We systematically performed numerical-relativity simulations for black hole-neutron star (BH-NS) binary mergers with a variety of the BH spin orientation and nuclear-theory-based equations of state (EOS) of the NS. The initial misalignment angles of the BH spin measured from the direction of the orbital angular momentum are chosen in the range of itilt,0≈30°-90°. We employed four models of nuclear-theory-based zero-temperature EOS for the NS in which the compactness of the NS is in the range of C=MNS/RNS=0.138-0.180, where MNS and RNS are the mass and the radius of the NS, respectively.

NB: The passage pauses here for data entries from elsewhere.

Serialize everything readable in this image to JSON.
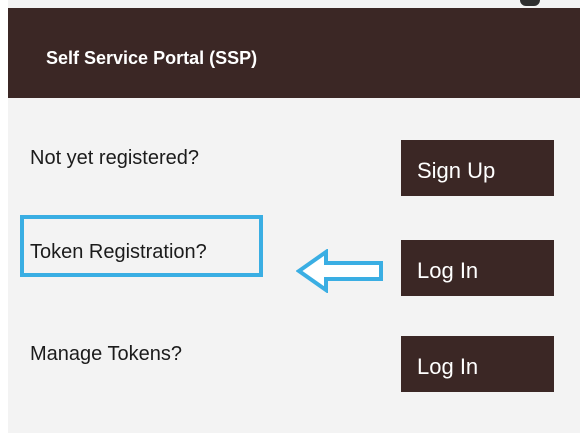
{
  "header": {
    "title": "Self Service Portal (SSP)"
  },
  "rows": [
    {
      "label": "Not yet registered?",
      "button": "Sign Up"
    },
    {
      "label": "Token Registration?",
      "button": "Log In"
    },
    {
      "label": "Manage Tokens?",
      "button": "Log In"
    }
  ],
  "colors": {
    "header_bg": "#3b2725",
    "button_bg": "#3b2725",
    "highlight": "#3aaee3",
    "panel_bg": "#f3f3f3"
  },
  "annotation": {
    "icon": "arrow-left-icon"
  }
}
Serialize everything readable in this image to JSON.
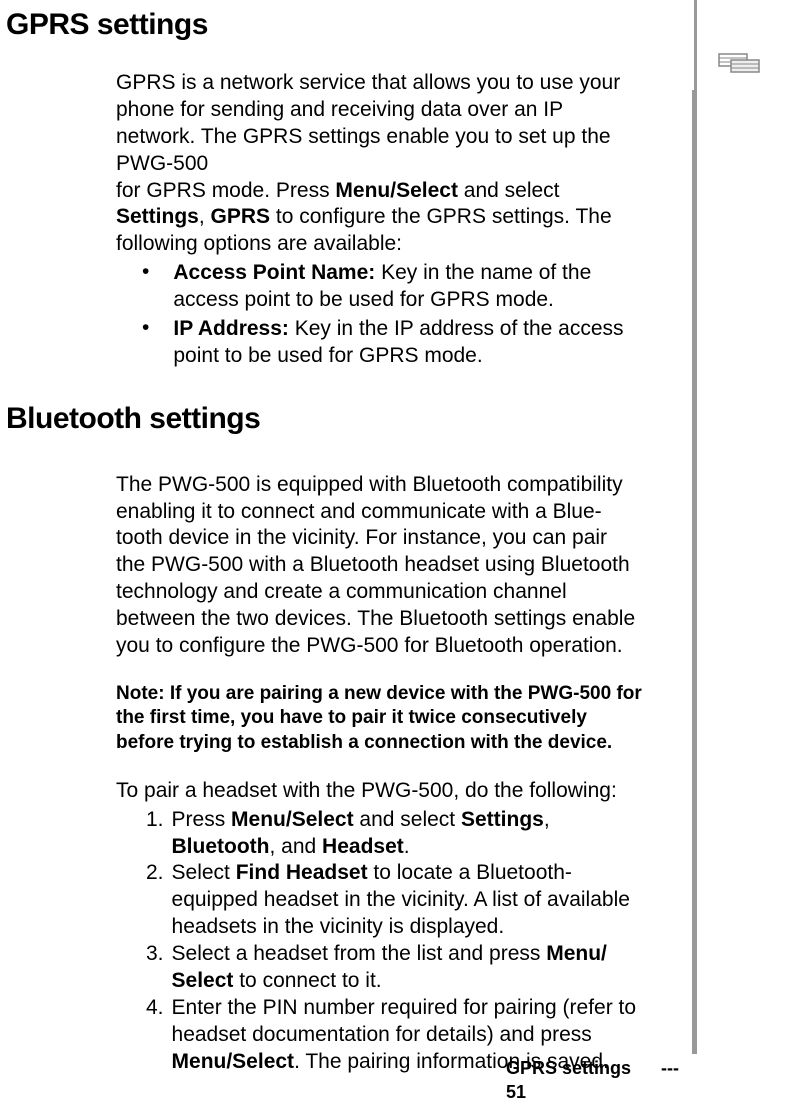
{
  "heading1": "GPRS settings",
  "gprs_intro_1": "GPRS is a network service that allows you to use your phone for sending and receiving data over an IP network. The GPRS settings enable you to set up the PWG-500",
  "gprs_intro_2a": "for GPRS mode. Press ",
  "gprs_menu_select": "Menu/Select",
  "gprs_intro_2b": " and select ",
  "gprs_settings_label": "Settings",
  "gprs_intro_2c": ", ",
  "gprs_label": "GPRS",
  "gprs_intro_2d": " to configure the GPRS settings. The following options are available:",
  "bullets": [
    {
      "title": "Access Point Name:",
      "text": " Key in the name of the access point to be used for GPRS mode."
    },
    {
      "title": "IP Address:",
      "text": " Key in the IP address of the access point to be used for GPRS mode."
    }
  ],
  "heading2": "Bluetooth settings",
  "bt_intro_1": "The PWG-500 is equipped with Bluetooth compatibility enabling it to connect and communicate with a Blue- tooth device in the vicinity. For instance, you can pair",
  "bt_intro_2": "the PWG-500 with a Bluetooth headset using Bluetooth technology and create a communication channel",
  "bt_intro_3": "between the two devices. The Bluetooth settings enable you to configure the PWG-500 for Bluetooth operation.",
  "bt_note": "Note: If you are pairing a new device with the PWG-500 for the first time, you have to pair it twice consecutively before trying to establish a connection with the device.",
  "bt_pair_intro": "To pair a headset with the PWG-500, do the following:",
  "steps": {
    "s1a": "Press ",
    "s1_menu": "Menu/Select",
    "s1b": " and select ",
    "s1_settings": "Settings",
    "s1c": ", ",
    "s1_bluetooth": "Bluetooth",
    "s1d": ", and ",
    "s1_headset": "Headset",
    "s1e": ".",
    "s2a": "Select ",
    "s2_find": "Find Headset",
    "s2b": " to locate a Bluetooth-equipped headset in the vicinity. A list of available headsets in the vicinity is displayed.",
    "s3a": "Select a headset from the list and press ",
    "s3_menu": "Menu/ Select",
    "s3b": " to connect to it.",
    "s4a": "Enter the PIN number required for pairing (refer to headset documentation for details) and press ",
    "s4_menu": "Menu/Select",
    "s4b": ". The pairing information is saved."
  },
  "footer_title": "GPRS settings",
  "footer_dash": "---",
  "footer_page": "51"
}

The mass ratio of the BH to the NS, Q=MBH/MNS, and the dimensionless spin parameter of the BH, χ, are chosen to be Q=5 and χ=0.75, together with MNS=1.35M so that the BH spin misalignment has a significant effect on tidal disruption of the NS. We obtain the following results: (i) The inclination angles of itilt,0<70° and itilt,0<50° are required for the formation of a remnant disk with its mass larger than 0.1M for the cases C=0.140 and C=0.160, respectively, while the disk mass is always smaller than 0.1M for C0.175. The ejecta with its mass larger than 0.01M is obtained for itilt,0<85° with C=0.140, for itilt,0<65° with C=0.160, and for itilt,0<30° with C=0.175. (ii) The rotational axis of the dense part of the remnant disk with its rest-mass density larger than 109g/cm3 is approximately aligned with the remnant BH spin for itilt,0≈30°. On the other hand, the disk axis is misaligned initially with ∼30° for itilt,0≈60°, and the alignment with the remnant BH spin is achieved at ∼50-60ms after the onset of merger. The accretion time scale of the remnant disk is typically ∼100ms and depends only weakly on the misalignment angle and the EOS. (iii) The ejecta velocity is typically ∼0.2-0.3c and depends only weakly on the misalignment angle and the EOS of the NS, while the morphology of the ejecta depends on its mass. (iv) The gravitational-wave spectra contains the information of the NS compactness in the cutoff frequency for itilt,0?60°.
|Journal||Physical Review D - Particles, Fields, Gravitation and Cosmology|
|Publication status||Published - 2015 Jul 7|
ASJC Scopus subject areas
- Nuclear and High Energy Physics